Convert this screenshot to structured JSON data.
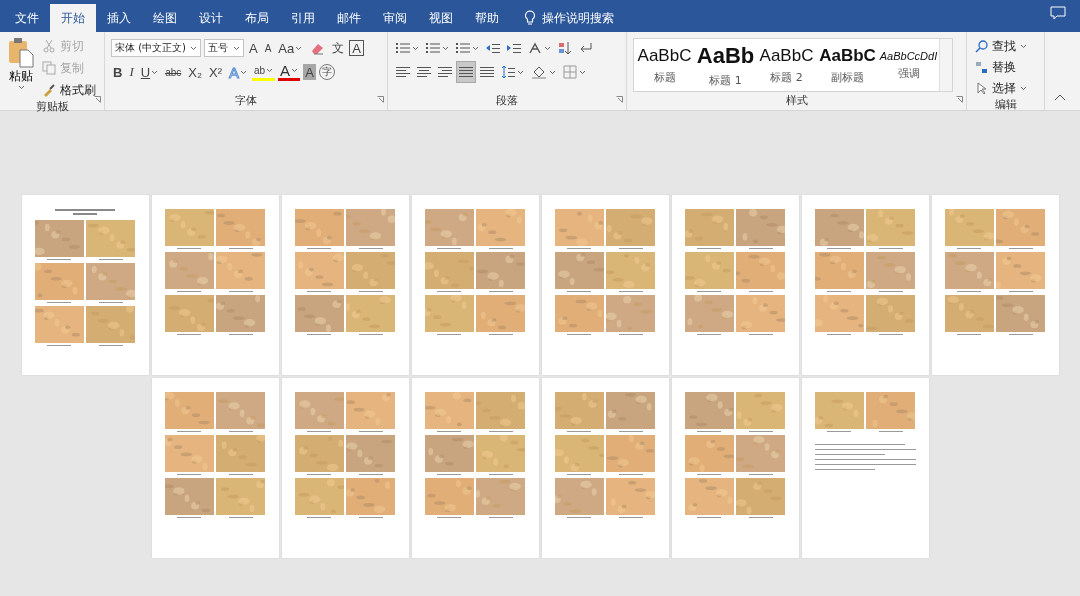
{
  "tabs": [
    {
      "label": "文件",
      "selected": false
    },
    {
      "label": "开始",
      "selected": true
    },
    {
      "label": "插入",
      "selected": false
    },
    {
      "label": "绘图",
      "selected": false
    },
    {
      "label": "设计",
      "selected": false
    },
    {
      "label": "布局",
      "selected": false
    },
    {
      "label": "引用",
      "selected": false
    },
    {
      "label": "邮件",
      "selected": false
    },
    {
      "label": "审阅",
      "selected": false
    },
    {
      "label": "视图",
      "selected": false
    },
    {
      "label": "帮助",
      "selected": false
    }
  ],
  "tell_me": {
    "placeholder": "操作说明搜索"
  },
  "clipboard": {
    "title": "剪贴板",
    "paste": "粘贴",
    "items": [
      {
        "label": "剪切",
        "disabled": true
      },
      {
        "label": "复制",
        "disabled": true
      },
      {
        "label": "格式刷",
        "disabled": false
      }
    ]
  },
  "font": {
    "title": "字体",
    "font_name": "宋体 (中文正文)",
    "font_size": "五号",
    "row1": [
      {
        "kind": "grow",
        "glyph": "A"
      },
      {
        "kind": "shrink",
        "glyph": "A"
      },
      {
        "kind": "case",
        "glyph": "Aa"
      },
      {
        "kind": "clear"
      },
      {
        "kind": "phonetic",
        "glyph": "文"
      },
      {
        "kind": "border",
        "glyph": "A"
      }
    ],
    "row2": [
      {
        "kind": "bold",
        "glyph": "B"
      },
      {
        "kind": "italic",
        "glyph": "I"
      },
      {
        "kind": "underline",
        "glyph": "U"
      },
      {
        "kind": "strike",
        "glyph": "abc"
      },
      {
        "kind": "sub",
        "glyph": "X₂"
      },
      {
        "kind": "sup",
        "glyph": "X²"
      },
      {
        "kind": "effects",
        "glyph": "A"
      },
      {
        "kind": "highlight",
        "glyph": "ab"
      },
      {
        "kind": "color",
        "glyph": "A"
      },
      {
        "kind": "shading",
        "glyph": "A"
      },
      {
        "kind": "enclose",
        "glyph": "字"
      }
    ]
  },
  "paragraph": {
    "title": "段落",
    "alignment": [
      {
        "selected": false
      },
      {
        "selected": false
      },
      {
        "selected": false
      },
      {
        "selected": true
      },
      {
        "selected": false
      }
    ]
  },
  "styles": {
    "title": "样式",
    "items": [
      {
        "sample": "AaBbC",
        "label": "标题",
        "kind": "plain"
      },
      {
        "sample": "AaBb",
        "label": "标题 1",
        "kind": "heavy"
      },
      {
        "sample": "AaBbC",
        "label": "标题 2",
        "kind": "plain"
      },
      {
        "sample": "AaBbC",
        "label": "副标题",
        "kind": "bold"
      },
      {
        "sample": "AaBbCcDdI",
        "label": "强调",
        "kind": "italic"
      }
    ]
  },
  "editing": {
    "title": "编辑",
    "items": [
      {
        "label": "查找",
        "kind": "find"
      },
      {
        "label": "替换",
        "kind": "replace"
      },
      {
        "label": "选择",
        "kind": "select"
      }
    ]
  },
  "pages": [
    {
      "kind": "title-page"
    },
    {
      "kind": "photos"
    },
    {
      "kind": "photos"
    },
    {
      "kind": "photos"
    },
    {
      "kind": "photos"
    },
    {
      "kind": "photos"
    },
    {
      "kind": "photos"
    },
    {
      "kind": "photos"
    },
    {
      "kind": "photos"
    },
    {
      "kind": "photos"
    },
    {
      "kind": "photos"
    },
    {
      "kind": "photos"
    },
    {
      "kind": "photos"
    },
    {
      "kind": "closing"
    }
  ]
}
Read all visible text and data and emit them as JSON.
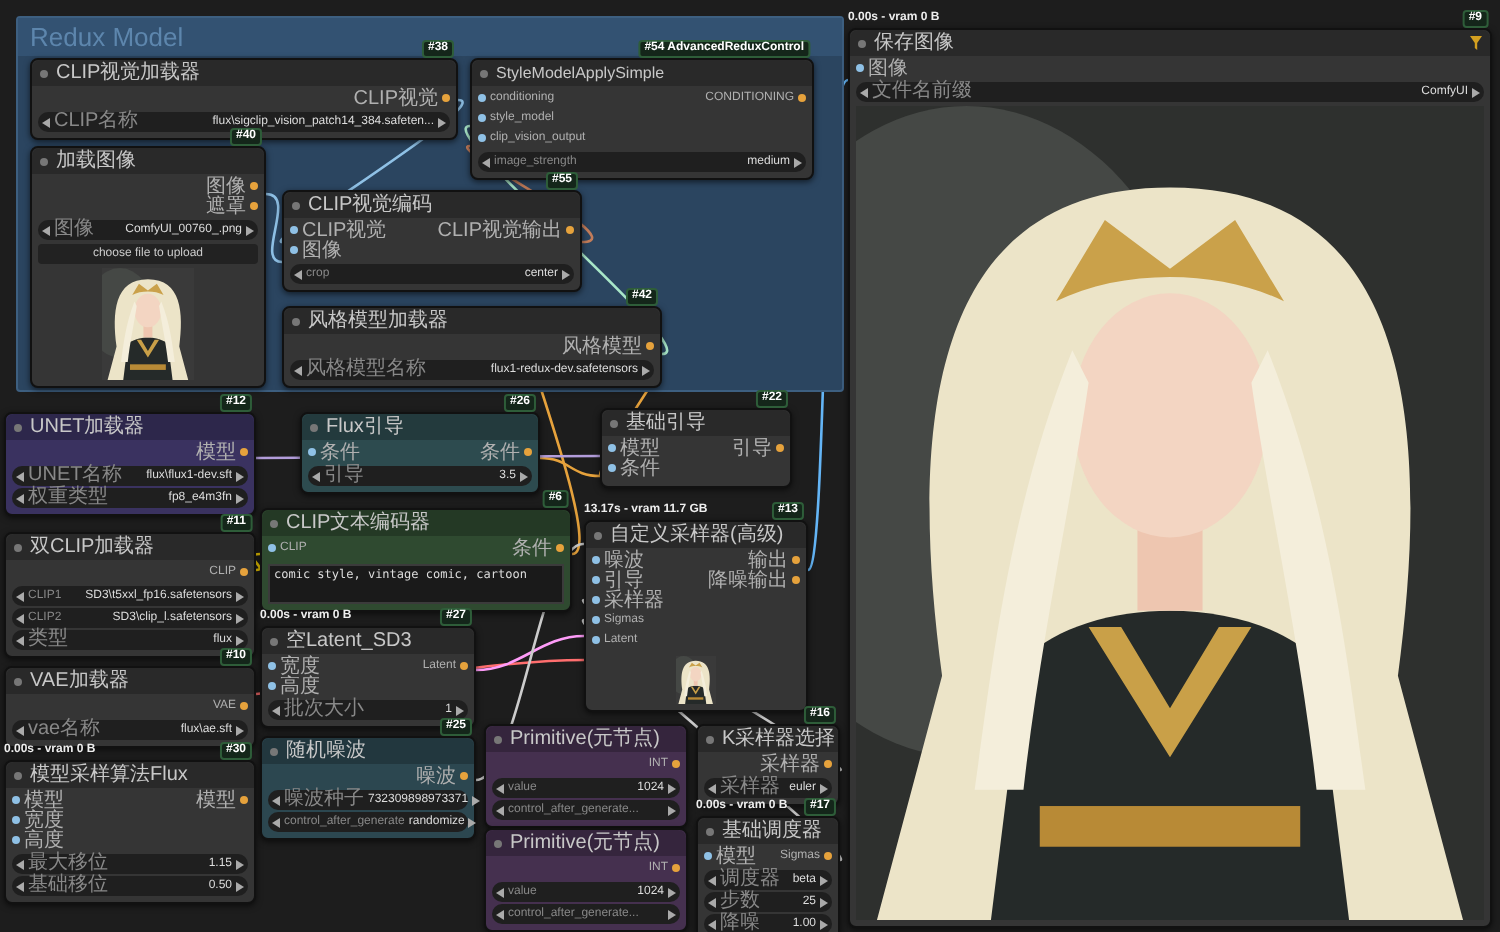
{
  "group": {
    "title": "Redux Model",
    "nodes": [
      {
        "title": "CLIP视觉加载器",
        "badge": "#38",
        "outputs": [
          "CLIP视觉"
        ],
        "widgets": [
          {
            "label": "CLIP名称",
            "value": "flux\\sigclip_vision_patch14_384.safeten..."
          }
        ]
      },
      {
        "title": "StyleModelApplySimple",
        "badge": "#54 AdvancedReduxControl",
        "inputs": [
          "conditioning",
          "style_model",
          "clip_vision_output"
        ],
        "outputs": [
          "CONDITIONING"
        ],
        "widgets": [
          {
            "label": "image_strength",
            "value": "medium"
          }
        ]
      },
      {
        "title": "加载图像",
        "badge": "#40",
        "outputs": [
          "图像",
          "遮罩"
        ],
        "widgets": [
          {
            "label": "图像",
            "value": "ComfyUI_00760_.png"
          }
        ],
        "button": "choose file to upload",
        "preview": {
          "kind": "picture"
        }
      },
      {
        "title": "CLIP视觉编码",
        "badge": "#55",
        "inputs": [
          "CLIP视觉",
          "图像"
        ],
        "outputs": [
          "CLIP视觉输出"
        ],
        "widgets": [
          {
            "label": "crop",
            "value": "center"
          }
        ]
      },
      {
        "title": "风格模型加载器",
        "badge": "#42",
        "outputs": [
          "风格模型"
        ],
        "widgets": [
          {
            "label": "风格模型名称",
            "value": "flux1-redux-dev.safetensors"
          }
        ]
      }
    ]
  },
  "nodes": [
    {
      "title": "UNET加载器",
      "badge": "#12",
      "color": "#3a3260",
      "outputs": [
        "模型"
      ],
      "widgets": [
        {
          "label": "UNET名称",
          "value": "flux\\flux1-dev.sft"
        },
        {
          "label": "权重类型",
          "value": "fp8_e4m3fn"
        }
      ]
    },
    {
      "title": "Flux引导",
      "badge": "#26",
      "color": "#2d4b4f",
      "inputs": [
        "条件"
      ],
      "outputs": [
        "条件"
      ],
      "widgets": [
        {
          "label": "引导",
          "value": "3.5"
        }
      ]
    },
    {
      "title": "基础引导",
      "badge": "#22",
      "inputs": [
        "模型",
        "条件"
      ],
      "outputs": [
        "引导"
      ]
    },
    {
      "title": "双CLIP加载器",
      "badge": "#11",
      "outputs": [
        "CLIP"
      ],
      "widgets": [
        {
          "label": "CLIP1",
          "value": "SD3\\t5xxl_fp16.safetensors"
        },
        {
          "label": "CLIP2",
          "value": "SD3\\clip_l.safetensors"
        },
        {
          "label": "类型",
          "value": "flux"
        }
      ]
    },
    {
      "title": "CLIP文本编码器",
      "badge": "#6",
      "color": "#2f4a30",
      "inputs": [
        "CLIP"
      ],
      "outputs": [
        "条件"
      ],
      "prompt": "comic style, vintage comic, cartoon"
    },
    {
      "title": "自定义采样器(高级)",
      "badge": "#13",
      "header": "13.17s - vram 11.7 GB",
      "inputs": [
        "噪波",
        "引导",
        "采样器",
        "Sigmas",
        "Latent"
      ],
      "outputs": [
        "输出",
        "降噪输出"
      ],
      "preview": {
        "kind": "picture"
      }
    },
    {
      "title": "VAE加载器",
      "badge": "#10",
      "outputs": [
        "VAE"
      ],
      "widgets": [
        {
          "label": "vae名称",
          "value": "flux\\ae.sft"
        }
      ]
    },
    {
      "title": "空Latent_SD3",
      "badge": "#27",
      "header": "0.00s - vram 0 B",
      "inputs": [
        "宽度",
        "高度"
      ],
      "outputs": [
        "Latent"
      ],
      "widgets": [
        {
          "label": "批次大小",
          "value": "1"
        }
      ]
    },
    {
      "title": "随机噪波",
      "badge": "#25",
      "color": "#2c4750",
      "outputs": [
        "噪波"
      ],
      "widgets": [
        {
          "label": "噪波种子",
          "value": "732309898973371"
        },
        {
          "label": "control_after_generate",
          "value": "randomize"
        }
      ]
    },
    {
      "title": "Primitive(元节点)",
      "color": "#45304f",
      "outputs": [
        "INT"
      ],
      "widgets": [
        {
          "label": "value",
          "value": "1024"
        },
        {
          "label": "control_after_generate..."
        }
      ]
    },
    {
      "title": "K采样器选择",
      "badge": "#16",
      "outputs": [
        "采样器"
      ],
      "widgets": [
        {
          "label": "采样器",
          "value": "euler"
        }
      ]
    },
    {
      "title": "模型采样算法Flux",
      "badge": "#30",
      "header": "0.00s - vram 0 B",
      "inputs": [
        "模型",
        "宽度",
        "高度"
      ],
      "outputs": [
        "模型"
      ],
      "widgets": [
        {
          "label": "最大移位",
          "value": "1.15"
        },
        {
          "label": "基础移位",
          "value": "0.50"
        }
      ]
    },
    {
      "title": "Primitive(元节点)",
      "color": "#45304f",
      "outputs": [
        "INT"
      ],
      "widgets": [
        {
          "label": "value",
          "value": "1024"
        },
        {
          "label": "control_after_generate..."
        }
      ]
    },
    {
      "title": "基础调度器",
      "badge": "#17",
      "header": "0.00s - vram 0 B",
      "inputs": [
        "模型"
      ],
      "outputs": [
        "Sigmas"
      ],
      "widgets": [
        {
          "label": "调度器",
          "value": "beta"
        },
        {
          "label": "步数",
          "value": "25"
        },
        {
          "label": "降噪",
          "value": "1.00"
        }
      ]
    },
    {
      "title": "保存图像",
      "badge": "#9",
      "header": "0.00s - vram 0 B",
      "inputs": [
        "图像"
      ],
      "widgets": [
        {
          "label": "文件名前缀",
          "value": "ComfyUI"
        }
      ],
      "preview": {
        "kind": "picture"
      },
      "menu": true
    }
  ]
}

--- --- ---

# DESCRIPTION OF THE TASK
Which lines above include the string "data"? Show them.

# EXERCISE RESPONSE
Convert this screenshot to structured JSON data.
Read all visible text and data and emit them as JSON.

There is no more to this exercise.